Ensure you make payments on time and in full to reap the benefits of a credit builder loan. Missing payments could harm your credit score.
You could use credit cards to build credit, but you may need to start with a secured credit card if you have a thin file or poor credit. Secured credit cards require a small deposit, often equal to your credit limit. That deposit serves as collateral for the credit card issuer in case you default.
When you use a secured credit card and make monthly payments, the lender reports your payments to the credit bureaus. Managing payments responsibly will result in a positive payment history, which could boost your credit score. Find out more about the best secured credit cards.
Improve your score with your current credit accounts
You could work toward improving your credit score without opening a new account. If you have credit card balances or outstanding loans, make a plan to pay them down as much as possible. Reworking your budget, negotiating with your creditors, picking up a part-time gig, and setting up automatic payments could ease this process.
A personal loan could boost your credit score. But do it with a deliberate plan to continue paying down your debt, or the additional debt may compound your problem and do more damage to your score.
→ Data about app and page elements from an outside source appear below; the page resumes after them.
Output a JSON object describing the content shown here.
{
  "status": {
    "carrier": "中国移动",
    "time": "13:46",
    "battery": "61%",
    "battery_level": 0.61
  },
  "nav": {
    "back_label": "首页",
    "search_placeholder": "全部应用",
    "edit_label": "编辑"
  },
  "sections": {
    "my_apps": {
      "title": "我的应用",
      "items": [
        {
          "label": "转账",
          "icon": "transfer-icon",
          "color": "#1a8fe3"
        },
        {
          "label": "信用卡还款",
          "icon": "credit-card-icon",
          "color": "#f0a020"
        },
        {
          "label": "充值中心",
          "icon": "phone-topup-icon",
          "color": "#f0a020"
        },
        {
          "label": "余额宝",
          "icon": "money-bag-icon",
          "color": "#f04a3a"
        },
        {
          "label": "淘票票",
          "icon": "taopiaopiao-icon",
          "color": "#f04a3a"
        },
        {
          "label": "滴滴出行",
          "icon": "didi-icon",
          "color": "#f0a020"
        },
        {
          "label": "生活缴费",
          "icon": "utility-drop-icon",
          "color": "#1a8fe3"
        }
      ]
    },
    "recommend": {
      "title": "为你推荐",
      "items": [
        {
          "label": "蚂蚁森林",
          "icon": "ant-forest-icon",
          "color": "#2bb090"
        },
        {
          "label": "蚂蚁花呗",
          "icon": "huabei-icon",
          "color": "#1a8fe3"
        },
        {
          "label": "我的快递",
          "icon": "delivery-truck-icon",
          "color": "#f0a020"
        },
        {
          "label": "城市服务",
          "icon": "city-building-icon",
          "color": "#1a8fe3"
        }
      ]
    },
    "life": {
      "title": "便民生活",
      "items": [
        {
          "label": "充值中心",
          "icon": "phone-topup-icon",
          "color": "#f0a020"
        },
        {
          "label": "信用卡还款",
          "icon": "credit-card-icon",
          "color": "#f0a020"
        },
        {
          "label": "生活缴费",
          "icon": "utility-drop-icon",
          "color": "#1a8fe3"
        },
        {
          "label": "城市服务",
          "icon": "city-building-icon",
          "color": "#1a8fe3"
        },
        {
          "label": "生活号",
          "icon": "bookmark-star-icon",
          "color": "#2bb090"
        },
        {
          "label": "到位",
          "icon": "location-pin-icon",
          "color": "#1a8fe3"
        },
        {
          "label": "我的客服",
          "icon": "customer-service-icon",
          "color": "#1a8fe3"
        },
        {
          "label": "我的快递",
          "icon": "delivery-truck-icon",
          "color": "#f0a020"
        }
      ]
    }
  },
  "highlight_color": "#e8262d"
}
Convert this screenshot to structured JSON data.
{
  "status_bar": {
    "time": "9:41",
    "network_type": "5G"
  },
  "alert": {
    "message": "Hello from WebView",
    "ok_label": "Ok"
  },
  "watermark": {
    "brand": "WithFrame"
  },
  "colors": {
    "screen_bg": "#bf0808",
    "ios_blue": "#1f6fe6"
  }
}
If you’re considering this approach, be sure you understand how personal loans work.
Do personal loans have a lesser impact on credit scores than credit cards?
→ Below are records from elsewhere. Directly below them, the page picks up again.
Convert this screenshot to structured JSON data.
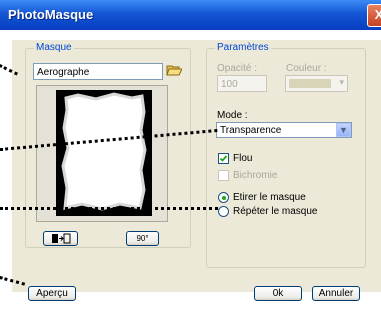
{
  "window": {
    "title": "PhotoMasque",
    "close_glyph": "X"
  },
  "masque": {
    "legend": "Masque",
    "file_value": "Aerographe",
    "folder_icon": "open-folder-icon"
  },
  "parametres": {
    "legend": "Paramètres",
    "opacite_label": "Opacité :",
    "opacite_value": "100",
    "couleur_label": "Couleur :",
    "mode_label": "Mode :",
    "mode_value": "Transparence",
    "flou_label": "Flou",
    "flou_checked": true,
    "bichromie_label": "Bichromie",
    "bichromie_checked": false,
    "radio_etirer": "Etirer le masque",
    "radio_repeter": "Répéter le masque",
    "selected_option": "Etirer le masque"
  },
  "buttons": {
    "apercu": "Aperçu",
    "ok": "0k",
    "annuler": "Annuler"
  },
  "icons": {
    "flip": "flip-horizontal-icon",
    "rotate": "rotate-90-icon",
    "rotate_text": "90°"
  }
}
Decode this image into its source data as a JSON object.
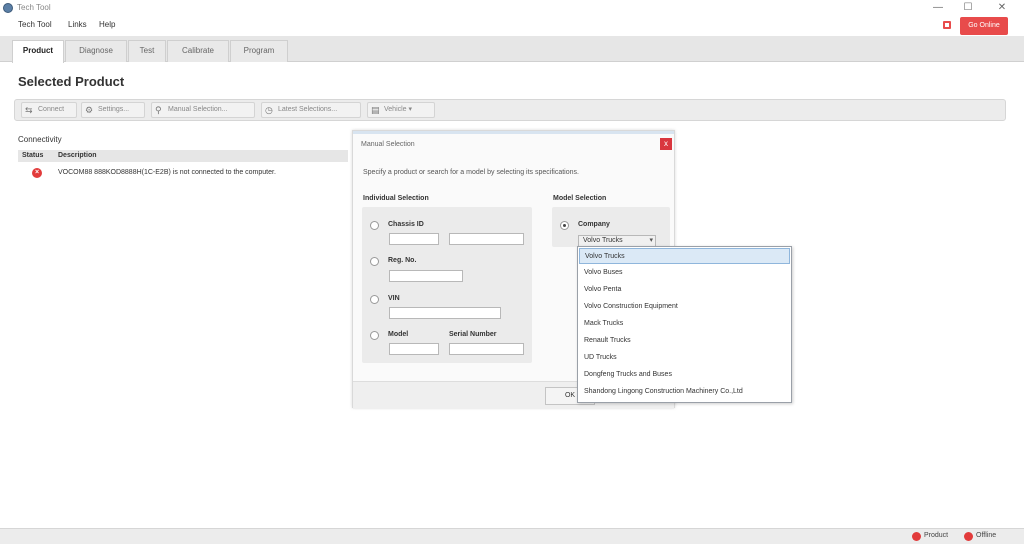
{
  "window": {
    "title": "Tech Tool",
    "minimize": "—",
    "maximize": "☐",
    "close": "✕"
  },
  "menu": {
    "items": [
      "Tech Tool",
      "Links",
      "Help"
    ],
    "red_button": "Go Online"
  },
  "tabs": [
    "Product",
    "Diagnose",
    "Test",
    "Calibrate",
    "Program"
  ],
  "page": {
    "title": "Selected Product"
  },
  "toolbar": {
    "connect": "Connect",
    "settings": "Settings...",
    "manual_selection": "Manual Selection...",
    "latest_selections": "Latest Selections...",
    "vehicle": "Vehicle ▾"
  },
  "connectivity": {
    "title": "Connectivity",
    "col_status": "Status",
    "col_description": "Description",
    "rows": [
      {
        "description": "VOCOM88 888KOD8888H(1C-E2B) is not connected to the computer."
      }
    ]
  },
  "dialog": {
    "title": "Manual Selection",
    "close": "x",
    "description": "Specify a product or search for a model by selecting its specifications.",
    "individual_label": "Individual Selection",
    "model_label": "Model Selection",
    "chassis_label": "Chassis ID",
    "reg_label": "Reg. No.",
    "vin_label": "VIN",
    "model_field_label": "Model",
    "serial_label": "Serial Number",
    "company_label": "Company",
    "company_value": "Volvo Trucks",
    "ok_label": "OK"
  },
  "dropdown": {
    "options": [
      "Volvo Trucks",
      "Volvo Buses",
      "Volvo Penta",
      "Volvo Construction Equipment",
      "Mack Trucks",
      "Renault Trucks",
      "UD Trucks",
      "Dongfeng Trucks and Buses",
      "Shandong Lingong Construction Machinery Co.,Ltd"
    ],
    "selected_index": 0
  },
  "status": {
    "product": "Product",
    "online": "Offline"
  },
  "colors": {
    "accent_red": "#e84b4b",
    "selection_blue": "#dbe9f6"
  }
}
One doesn’t always have more impact than the other. Making full on-time payments on your personal loan or credit cards could help improve your credit, but partial or missed payments can be detrimental.
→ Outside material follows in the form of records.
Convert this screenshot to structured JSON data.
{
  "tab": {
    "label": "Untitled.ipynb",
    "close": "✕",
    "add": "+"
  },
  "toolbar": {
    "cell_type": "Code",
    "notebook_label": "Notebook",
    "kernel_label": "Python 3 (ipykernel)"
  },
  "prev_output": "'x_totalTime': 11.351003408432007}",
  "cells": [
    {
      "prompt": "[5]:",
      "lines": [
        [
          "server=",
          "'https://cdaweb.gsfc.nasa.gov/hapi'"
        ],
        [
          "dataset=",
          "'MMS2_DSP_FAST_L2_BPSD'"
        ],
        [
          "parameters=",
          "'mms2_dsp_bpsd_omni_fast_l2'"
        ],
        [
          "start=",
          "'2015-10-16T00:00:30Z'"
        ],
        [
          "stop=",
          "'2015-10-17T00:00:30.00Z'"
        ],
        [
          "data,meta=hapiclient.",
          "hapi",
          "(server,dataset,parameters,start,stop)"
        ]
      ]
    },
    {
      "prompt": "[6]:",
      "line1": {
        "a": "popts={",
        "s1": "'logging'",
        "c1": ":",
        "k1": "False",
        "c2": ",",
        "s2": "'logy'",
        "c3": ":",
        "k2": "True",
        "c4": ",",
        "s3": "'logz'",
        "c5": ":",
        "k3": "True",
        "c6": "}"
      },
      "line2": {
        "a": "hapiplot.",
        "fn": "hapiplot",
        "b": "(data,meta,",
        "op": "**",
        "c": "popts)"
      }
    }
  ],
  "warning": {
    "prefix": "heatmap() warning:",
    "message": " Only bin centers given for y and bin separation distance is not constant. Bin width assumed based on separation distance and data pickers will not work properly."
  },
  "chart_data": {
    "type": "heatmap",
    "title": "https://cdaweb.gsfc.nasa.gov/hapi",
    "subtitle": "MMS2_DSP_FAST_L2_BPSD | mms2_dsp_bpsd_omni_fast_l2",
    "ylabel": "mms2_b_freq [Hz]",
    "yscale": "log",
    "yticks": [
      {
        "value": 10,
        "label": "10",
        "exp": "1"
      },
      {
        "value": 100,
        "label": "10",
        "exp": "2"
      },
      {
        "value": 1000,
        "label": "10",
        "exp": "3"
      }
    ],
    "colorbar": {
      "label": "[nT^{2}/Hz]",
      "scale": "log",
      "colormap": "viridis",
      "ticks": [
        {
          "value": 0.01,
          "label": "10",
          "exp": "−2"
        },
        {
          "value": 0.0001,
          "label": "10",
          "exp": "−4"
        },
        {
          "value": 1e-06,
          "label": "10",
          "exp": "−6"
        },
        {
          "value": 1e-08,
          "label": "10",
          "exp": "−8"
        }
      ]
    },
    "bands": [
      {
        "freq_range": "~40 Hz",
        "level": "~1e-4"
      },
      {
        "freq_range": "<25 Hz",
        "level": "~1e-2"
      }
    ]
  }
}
Does the loan amount matter in terms of credit score impact?
The size of your loan can affect your credit score. Your total debt factors into the FICO and VantageScore credit scoring models. A larger loan could have a bigger impact than a smaller loan because of the more substantial increase in your debt.
But overall, your loan amount will have less of an impact than how you manage payments. Focus on making your monthly personal loan payments on time and in full to minimize any negative impact to your credit score.
How long does it take for a personal loan to help your credit score?
It will take around a month for a new account to appear on your credit report. But the time it takes for a personal loan to raise your credit will vary depending on your situation and how you manage your payments.
What happens to your credit score if you pay off the personal loan early?
Paying off a personal loan early—or at the end of your repayment term—could have a temporary detrimental impact on your credit score because that loan factors into your overall credit mix.
For instance, if you have a personal loan, auto loan, and two credit cards, your credit mix won’t be as varied when you pay off your personal loan. But credit mix is a more minor factor in popular credit scoring models, so the impact of an early payoff should be fairly small.
Can shopping around for personal loans hurt your credit score?
Shopping around for a personal loan may hurt your credit score, depending on the time frame in which you compare loans. Applying for multiple loans often results in multiple hard inquiries, which can harm your credit score more than a single hard inquiry.
But the FICO model accounts for rate shopping when you apply for an installment loan. Multiple hard inquiries within a 14-day window may count as a single inquiry, minimizing any negative impact on your credit score.
Does refinancing a personal loan affect your credit score?
Refinancing a personal loan may affect your credit score. Obtaining a new loan will result in a hard credit pull, and refinancing a loan will also influence the age of your accounts because you’re paying off an older loan with a new one. The hard pull and new account can lower your credit score.